Locomotive Engineers v. Baltimore & O. R. Co., 372 U.S. 284 (1963)
Brotherhood of Locomotive Engineers v.
Baltimore & Ohio Railroad Co.
Decided March 4, 1963
372 U.S. 284
Pursuant to § 6 of the Railway Labor Act, respondent railroads served on petitioners, unions of operating employees, notices of intended changes in agreements affecting rates of pay, rules and working conditions. After lengthy negotiations had failed to produce agreement concerning the proposed changes, the parties agreed to the creation of a Presidential Railroad Commission to investigate and report on the controversy and to use its best efforts to bring about an amicable settlement by mediation. The appointment and efforts of such a Commission having failed to produce agreement, the unions applied for the services of the National Mediation Board under § 5. Many meetings between the parties under the auspices of that Board having failed to produce agreement, and the unions having refused to submit the dispute to arbitration, the Board terminated its services. The railroads then served notice on the unions that the proposed changes would be placed in effect 30 days later. The unions sued in a Federal District Court for a judgment that the proposed rule changes would violate the Act. The District Court dismissed the complaint after finding that both parties had exhausted all procedures available under the Act and that, therefore, they were free to resort to self-help, subject only to the appointment of an Emergency Board by the President under §10. The Court of Appeals affirmed, and the unions petitioned this Court for certiorari.
Held: Certiorari is granted and the judgment is affirmed. Pp. 372 U. S. 285-291.
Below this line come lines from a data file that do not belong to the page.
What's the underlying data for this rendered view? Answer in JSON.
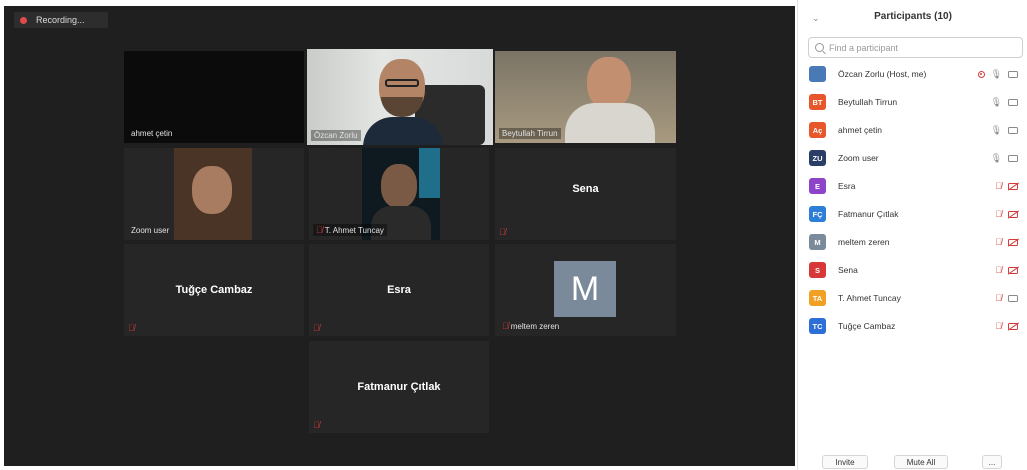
{
  "recording": {
    "label": "Recording..."
  },
  "tiles": [
    {
      "name": "ahmet çetin"
    },
    {
      "name": "Özcan Zorlu"
    },
    {
      "name": "Beytullah Tirrun"
    },
    {
      "name": "Zoom user"
    },
    {
      "name": "T. Ahmet Tuncay"
    },
    {
      "name": "Sena"
    },
    {
      "name": "Tuğçe Cambaz"
    },
    {
      "name": "Esra"
    },
    {
      "name": "meltem zeren",
      "avatar_letter": "M"
    },
    {
      "name": "Fatmanur Çıtlak"
    }
  ],
  "panel": {
    "title": "Participants (10)",
    "search_placeholder": "Find a participant",
    "invite_label": "Invite",
    "mute_all_label": "Mute All",
    "more_label": "...",
    "participants": [
      {
        "initials": "",
        "name": "Özcan Zorlu (Host, me)",
        "color": "#4a79b8",
        "mic": "on",
        "cam": "on",
        "recording": true
      },
      {
        "initials": "BT",
        "name": "Beytullah Tirrun",
        "color": "#e8562c",
        "mic": "on",
        "cam": "on"
      },
      {
        "initials": "Aç",
        "name": "ahmet çetin",
        "color": "#e8562c",
        "mic": "on",
        "cam": "on"
      },
      {
        "initials": "ZU",
        "name": "Zoom user",
        "color": "#2b3f66",
        "mic": "on",
        "cam": "on"
      },
      {
        "initials": "E",
        "name": "Esra",
        "color": "#8e44c9",
        "mic": "off",
        "cam": "off"
      },
      {
        "initials": "FÇ",
        "name": "Fatmanur Çıtlak",
        "color": "#2d7ed6",
        "mic": "off",
        "cam": "off"
      },
      {
        "initials": "M",
        "name": "meltem zeren",
        "color": "#7a8a9a",
        "mic": "off",
        "cam": "off"
      },
      {
        "initials": "S",
        "name": "Sena",
        "color": "#d9383a",
        "mic": "off",
        "cam": "off"
      },
      {
        "initials": "TA",
        "name": "T. Ahmet Tuncay",
        "color": "#f2a024",
        "mic": "off",
        "cam": "on"
      },
      {
        "initials": "TC",
        "name": "Tuğçe Cambaz",
        "color": "#2d6fd6",
        "mic": "off",
        "cam": "off"
      }
    ]
  }
}
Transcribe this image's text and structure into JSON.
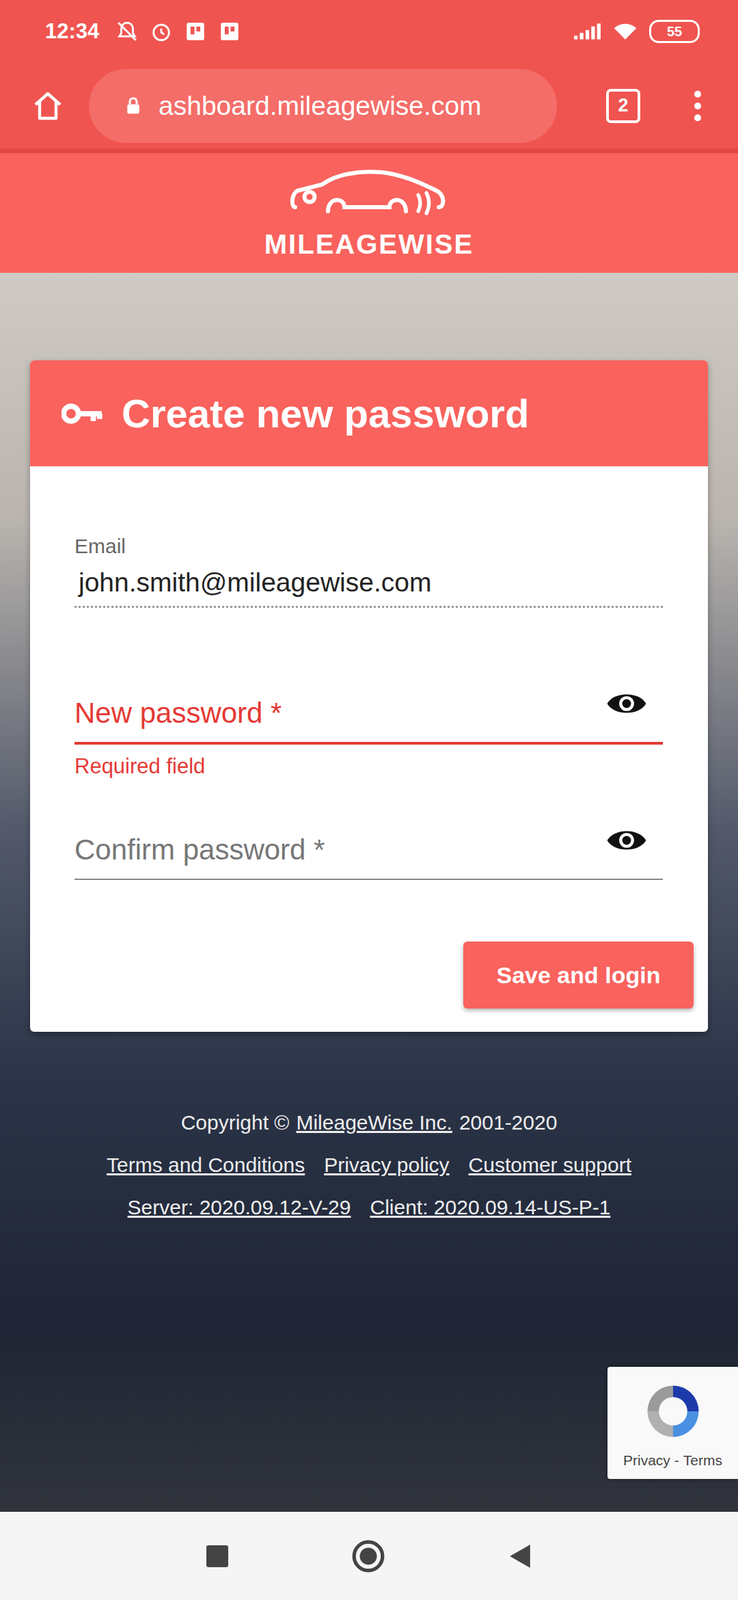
{
  "status_bar": {
    "time": "12:34",
    "battery": "55"
  },
  "browser": {
    "url": "ashboard.mileagewise.com",
    "tab_count": "2"
  },
  "header": {
    "logo": "MILEAGEWISE"
  },
  "form": {
    "title": "Create new password",
    "email_label": "Email",
    "email": "john.smith@mileagewise.com",
    "fields": [
      {
        "label": "New password *",
        "error": "Required field",
        "invalid": true
      },
      {
        "label": "Confirm password *",
        "error": "",
        "invalid": false
      }
    ],
    "submit": "Save and login"
  },
  "footer": {
    "copyright_prefix": "Copyright ©",
    "company": "MileageWise Inc.",
    "years": "2001-2020",
    "links": [
      "Terms and Conditions",
      "Privacy policy",
      "Customer support"
    ],
    "versions": [
      "Server: 2020.09.12-V-29",
      "Client: 2020.09.14-US-P-1"
    ]
  },
  "recaptcha": {
    "privacy": "Privacy",
    "separator": "-",
    "terms": "Terms"
  }
}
(a) The courts below correctly rejected the contention of the unions that the standards contained in the railroads' notices violated the Act, since the Act does not fix and does not authorize anyone to fix generally applicable standards for working conditions. Pp. 372 U. S. 289-290.
(b) The record sustains the findings of both lower courts that the parties have exhausted the procedures provided by the Act for major disputes such as that involved here, and that the parties are
relegated to self-help in adjusting this dispute, subject only to the invocation of the provisions of §10, providing for the creation of an Emergency Board. Pp. 372 U. S. 290-291.
310 F.2d 503 affirmed.